Supplied material →
______
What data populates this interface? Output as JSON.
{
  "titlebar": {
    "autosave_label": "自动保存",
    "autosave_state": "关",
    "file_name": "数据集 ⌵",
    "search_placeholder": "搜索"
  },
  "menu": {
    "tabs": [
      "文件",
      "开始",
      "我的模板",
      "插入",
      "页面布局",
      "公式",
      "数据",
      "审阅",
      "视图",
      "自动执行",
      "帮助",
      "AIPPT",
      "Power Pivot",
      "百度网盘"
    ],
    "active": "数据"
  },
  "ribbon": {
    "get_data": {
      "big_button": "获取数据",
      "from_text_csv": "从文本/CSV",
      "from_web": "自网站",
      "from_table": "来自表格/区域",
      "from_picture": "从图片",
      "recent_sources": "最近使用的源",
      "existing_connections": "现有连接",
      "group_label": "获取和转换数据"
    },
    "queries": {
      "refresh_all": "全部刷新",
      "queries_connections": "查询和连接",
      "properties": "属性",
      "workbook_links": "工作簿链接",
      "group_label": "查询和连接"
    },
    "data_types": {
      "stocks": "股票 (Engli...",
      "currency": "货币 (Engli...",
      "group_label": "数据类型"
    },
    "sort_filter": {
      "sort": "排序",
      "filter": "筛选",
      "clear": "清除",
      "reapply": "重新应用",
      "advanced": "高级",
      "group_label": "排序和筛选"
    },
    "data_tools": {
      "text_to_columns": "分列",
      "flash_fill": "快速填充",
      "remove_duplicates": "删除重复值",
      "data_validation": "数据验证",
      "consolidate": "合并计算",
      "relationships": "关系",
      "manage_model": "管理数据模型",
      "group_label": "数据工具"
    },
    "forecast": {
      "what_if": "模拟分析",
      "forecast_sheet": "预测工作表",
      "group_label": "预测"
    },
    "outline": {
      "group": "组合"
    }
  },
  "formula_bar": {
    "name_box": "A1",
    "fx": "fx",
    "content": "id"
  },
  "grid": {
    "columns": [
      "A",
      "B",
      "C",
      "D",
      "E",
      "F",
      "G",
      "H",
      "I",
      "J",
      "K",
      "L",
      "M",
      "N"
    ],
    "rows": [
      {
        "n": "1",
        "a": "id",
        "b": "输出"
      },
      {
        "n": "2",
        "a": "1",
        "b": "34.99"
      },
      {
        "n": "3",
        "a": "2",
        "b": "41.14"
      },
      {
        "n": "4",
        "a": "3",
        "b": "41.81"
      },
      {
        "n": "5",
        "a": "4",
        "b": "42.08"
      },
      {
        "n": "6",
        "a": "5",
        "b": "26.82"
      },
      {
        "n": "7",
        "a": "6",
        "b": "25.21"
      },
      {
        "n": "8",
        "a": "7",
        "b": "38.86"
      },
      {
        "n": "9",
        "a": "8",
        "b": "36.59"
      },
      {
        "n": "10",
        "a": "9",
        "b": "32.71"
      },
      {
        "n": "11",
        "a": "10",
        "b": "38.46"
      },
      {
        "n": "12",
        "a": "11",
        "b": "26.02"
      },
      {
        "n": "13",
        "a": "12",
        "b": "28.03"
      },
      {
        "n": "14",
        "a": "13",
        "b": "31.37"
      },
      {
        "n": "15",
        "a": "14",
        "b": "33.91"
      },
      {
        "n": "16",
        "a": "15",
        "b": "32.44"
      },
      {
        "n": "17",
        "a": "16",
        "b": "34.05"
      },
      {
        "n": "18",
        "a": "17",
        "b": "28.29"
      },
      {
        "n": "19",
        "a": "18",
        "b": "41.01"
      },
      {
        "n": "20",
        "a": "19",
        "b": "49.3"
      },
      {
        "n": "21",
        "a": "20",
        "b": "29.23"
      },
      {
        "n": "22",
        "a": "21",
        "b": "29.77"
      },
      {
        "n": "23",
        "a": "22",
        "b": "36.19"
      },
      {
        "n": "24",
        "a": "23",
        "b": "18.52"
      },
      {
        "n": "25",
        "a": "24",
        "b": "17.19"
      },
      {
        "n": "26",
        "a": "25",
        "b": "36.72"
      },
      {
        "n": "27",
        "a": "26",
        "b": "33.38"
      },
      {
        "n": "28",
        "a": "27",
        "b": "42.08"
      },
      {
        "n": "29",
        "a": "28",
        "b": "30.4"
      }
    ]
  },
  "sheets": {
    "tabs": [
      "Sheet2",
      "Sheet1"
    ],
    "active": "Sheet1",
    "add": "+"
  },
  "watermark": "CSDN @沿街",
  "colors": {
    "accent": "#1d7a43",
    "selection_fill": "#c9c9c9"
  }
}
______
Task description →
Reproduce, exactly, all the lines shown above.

Exercise result →
What data populates this interface? Output as JSON.
{
  "titlebar": {
    "autosave_label": "自动保存",
    "autosave_state": "关",
    "file_name": "数据集 ⌵",
    "search_placeholder": "搜索"
  },
  "menu": {
    "tabs": [
      "文件",
      "开始",
      "我的模板",
      "插入",
      "页面布局",
      "公式",
      "数据",
      "审阅",
      "视图",
      "自动执行",
      "帮助",
      "AIPPT",
      "Power Pivot",
      "百度网盘"
    ],
    "active": "数据"
  },
  "ribbon": {
    "get_data": {
      "big_button": "获取数据",
      "from_text_csv": "从文本/CSV",
      "from_web": "自网站",
      "from_table": "来自表格/区域",
      "from_picture": "从图片",
      "recent_sources": "最近使用的源",
      "existing_connections": "现有连接",
      "group_label": "获取和转换数据"
    },
    "queries": {
      "refresh_all": "全部刷新",
      "queries_connections": "查询和连接",
      "properties": "属性",
      "workbook_links": "工作簿链接",
      "group_label": "查询和连接"
    },
    "data_types": {
      "stocks": "股票 (Engli...",
      "currency": "货币 (Engli...",
      "group_label": "数据类型"
    },
    "sort_filter": {
      "sort": "排序",
      "filter": "筛选",
      "clear": "清除",
      "reapply": "重新应用",
      "advanced": "高级",
      "group_label": "排序和筛选"
    },
    "data_tools": {
      "text_to_columns": "分列",
      "flash_fill": "快速填充",
      "remove_duplicates": "删除重复值",
      "data_validation": "数据验证",
      "consolidate": "合并计算",
      "relationships": "关系",
      "manage_model": "管理数据模型",
      "group_label": "数据工具"
    },
    "forecast": {
      "what_if": "模拟分析",
      "forecast_sheet": "预测工作表",
      "group_label": "预测"
    },
    "outline": {
      "group": "组合"
    }
  },
  "formula_bar": {
    "name_box": "A1",
    "fx": "fx",
    "content": "id"
  },
  "grid": {
    "columns": [
      "A",
      "B",
      "C",
      "D",
      "E",
      "F",
      "G",
      "H",
      "I",
      "J",
      "K",
      "L",
      "M",
      "N"
    ],
    "rows": [
      {
        "n": "1",
        "a": "id",
        "b": "输出"
      },
      {
        "n": "2",
        "a": "1",
        "b": "34.99"
      },
      {
        "n": "3",
        "a": "2",
        "b": "41.14"
      },
      {
        "n": "4",
        "a": "3",
        "b": "41.81"
      },
      {
        "n": "5",
        "a": "4",
        "b": "42.08"
      },
      {
        "n": "6",
        "a": "5",
        "b": "26.82"
      },
      {
        "n": "7",
        "a": "6",
        "b": "25.21"
      },
      {
        "n": "8",
        "a": "7",
        "b": "38.86"
      },
      {
        "n": "9",
        "a": "8",
        "b": "36.59"
      },
      {
        "n": "10",
        "a": "9",
        "b": "32.71"
      },
      {
        "n": "11",
        "a": "10",
        "b": "38.46"
      },
      {
        "n": "12",
        "a": "11",
        "b": "26.02"
      },
      {
        "n": "13",
        "a": "12",
        "b": "28.03"
      },
      {
        "n": "14",
        "a": "13",
        "b": "31.37"
      },
      {
        "n": "15",
        "a": "14",
        "b": "33.91"
      },
      {
        "n": "16",
        "a": "15",
        "b": "32.44"
      },
      {
        "n": "17",
        "a": "16",
        "b": "34.05"
      },
      {
        "n": "18",
        "a": "17",
        "b": "28.29"
      },
      {
        "n": "19",
        "a": "18",
        "b": "41.01"
      },
      {
        "n": "20",
        "a": "19",
        "b": "49.3"
      },
      {
        "n": "21",
        "a": "20",
        "b": "29.23"
      },
      {
        "n": "22",
        "a": "21",
        "b": "29.77"
      },
      {
        "n": "23",
        "a": "22",
        "b": "36.19"
      },
      {
        "n": "24",
        "a": "23",
        "b": "18.52"
      },
      {
        "n": "25",
        "a": "24",
        "b": "17.19"
      },
      {
        "n": "26",
        "a": "25",
        "b": "36.72"
      },
      {
        "n": "27",
        "a": "26",
        "b": "33.38"
      },
      {
        "n": "28",
        "a": "27",
        "b": "42.08"
      },
      {
        "n": "29",
        "a": "28",
        "b": "30.4"
      }
    ]
  },
  "sheets": {
    "tabs": [
      "Sheet2",
      "Sheet1"
    ],
    "active": "Sheet1",
    "add": "+"
  },
  "watermark": "CSDN @沿街",
  "colors": {
    "accent": "#1d7a43",
    "selection_fill": "#c9c9c9"
  }
}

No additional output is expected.